sockets - i.e., if I buy the sockets and they don't work, I'll be
annoyed - so that's the way I'm leaning (see my post on electric die
After considerable thought, I think I'm going to buy a set of these
sockets. They're cheaper than a good electric die grinder, and given the
failure of my experiments with alum so far, I'd rather extract the bolts
whole. Most of the reviews I can find seem to be positive. I just hope
they're as effective as they claim to be, and that the lobes don't wear
down too fast.
It's a pity that Irwin don't sell their 13 piece set in the UK (and
neither do any of the American sellers want to export here). Snap-on
sell a set which looks identical at about twice the price. I was
watching a barely used Snap-on set on eBay, but it has already soared up
to a high price.

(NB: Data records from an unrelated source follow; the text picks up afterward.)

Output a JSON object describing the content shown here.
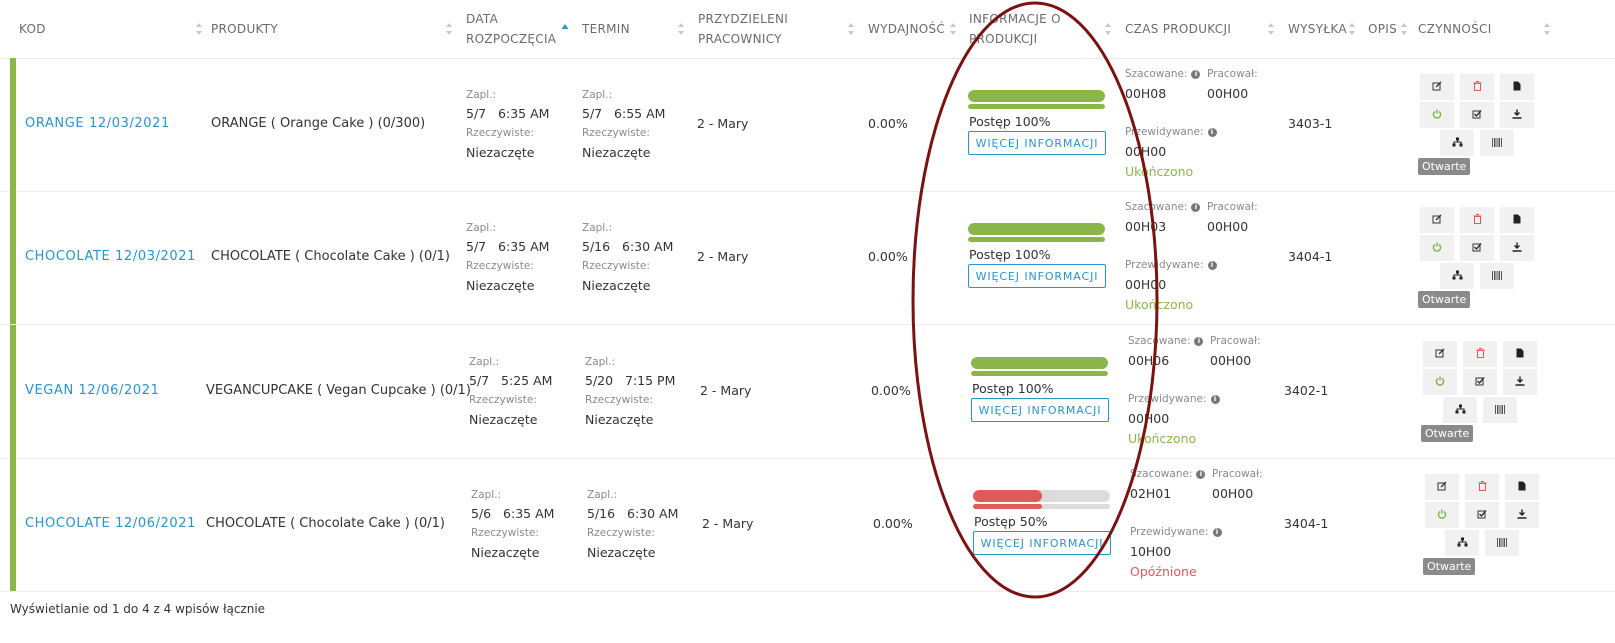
{
  "headers": {
    "kod": "KOD",
    "produkty": "PRODUKTY",
    "data_rozpoczecia": [
      "DATA",
      "ROZPOCZĘCIA"
    ],
    "termin": "TERMIN",
    "przydzieleni": [
      "PRZYDZIELENI",
      "PRACOWNICY"
    ],
    "wydajnosc": "WYDAJNOŚĆ",
    "informacje": [
      "INFORMACJE O",
      "PRODUKCJI"
    ],
    "czas_produkcji": "CZAS PRODUKCJI",
    "wysylka": "WYSYŁKA",
    "opis": "OPIS",
    "czynnosci": "CZYNNOŚCI"
  },
  "labels": {
    "zapl": "Zapl.:",
    "rzeczywiste": "Rzeczywiste:",
    "szacowane": "Szacowane:",
    "pracowal": "Pracował:",
    "przewidywane": "Przewidywane:",
    "wiecej": "WIĘCEJ INFORMACJI",
    "otwarte": "Otwarte"
  },
  "rows": [
    {
      "code": "ORANGE 12/03/2021",
      "product": "ORANGE ( Orange Cake ) (0/300)",
      "start_planned": "5/7   6:35 AM",
      "start_actual": "Niezaczęte",
      "term_planned": "5/7   6:55 AM",
      "term_actual": "Niezaczęte",
      "workers": "2 - Mary",
      "efficiency": "0.00%",
      "progress_text": "Postęp 100%",
      "progress": 1.0,
      "progress_color": "#8bb74a",
      "estimated": "00H08",
      "worked": "00H00",
      "predicted": "00H00",
      "status": "Ukończono",
      "status_color": "#8bb74a",
      "shipment": "3403-1"
    },
    {
      "code": "CHOCOLATE 12/03/2021",
      "product": "CHOCOLATE ( Chocolate Cake ) (0/1)",
      "start_planned": "5/7   6:35 AM",
      "start_actual": "Niezaczęte",
      "term_planned": "5/16   6:30 AM",
      "term_actual": "Niezaczęte",
      "workers": "2 - Mary",
      "efficiency": "0.00%",
      "progress_text": "Postęp 100%",
      "progress": 1.0,
      "progress_color": "#8bb74a",
      "estimated": "00H03",
      "worked": "00H00",
      "predicted": "00H00",
      "status": "Ukończono",
      "status_color": "#8bb74a",
      "shipment": "3404-1"
    },
    {
      "code": "VEGAN 12/06/2021",
      "product": "VEGANCUPCAKE ( Vegan Cupcake ) (0/1)",
      "start_planned": "5/7   5:25 AM",
      "start_actual": "Niezaczęte",
      "term_planned": "5/20   7:15 PM",
      "term_actual": "Niezaczęte",
      "workers": "2 - Mary",
      "efficiency": "0.00%",
      "progress_text": "Postęp 100%",
      "progress": 1.0,
      "progress_color": "#8bb74a",
      "estimated": "00H06",
      "worked": "00H00",
      "predicted": "00H00",
      "status": "Ukończono",
      "status_color": "#8bb74a",
      "shipment": "3402-1"
    },
    {
      "code": "CHOCOLATE 12/06/2021",
      "product": "CHOCOLATE ( Chocolate Cake ) (0/1)",
      "start_planned": "5/6   6:35 AM",
      "start_actual": "Niezaczęte",
      "term_planned": "5/16   6:30 AM",
      "term_actual": "Niezaczęte",
      "workers": "2 - Mary",
      "efficiency": "0.00%",
      "progress_text": "Postęp 50%",
      "progress": 0.5,
      "progress_color": "#e05a5a",
      "estimated": "02H01",
      "worked": "00H00",
      "predicted": "10H00",
      "status": "Opóźnione",
      "status_color": "#e05a5a",
      "shipment": "3404-1"
    }
  ],
  "footer": "Wyświetlanie od 1 do 4 z 4 wpisów łącznie",
  "colors": {
    "accent_link": "#2a93c9",
    "row_bar": "#8bb74a",
    "highlight_ring": "#7a1212"
  }
}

What is it about Snap-on stuff? Their stuff looks
similar to tools from Facom and Gedore which cost a lot less.
I'll post a review here once I've had chance to use them a few times.
Wow!! A die grinder is a really tedious way to remove anything in a
hole. And almost guaranteed to leave some damage to the "side" of the
hole at some point. I have a very nice Makita die grinder, and I
would hate to hold it long enough to remove a stud!
But, once again..what about an EDM, even a simple version?
Christopher Tidy wrote in article
That's too bad!
I was able to buy a ten-piece set from Sears for $20.
North Americans....watch the flyers. There is often a five-piece set for
$9.95 in "weekend specials". You can then "fill in" the box with an
additional five-piece set for another $9.95.
The Irwin set is *widely* available in the UK from a number of places
(and certainly online, see below)
It's not avaialble as far as I know as a 13 piece set though - you
have to buy a 5 piece set and then a fill in set. 10 pieces in all
which is all the case will carry. It covers 8mm / 5/16" up to 19mm /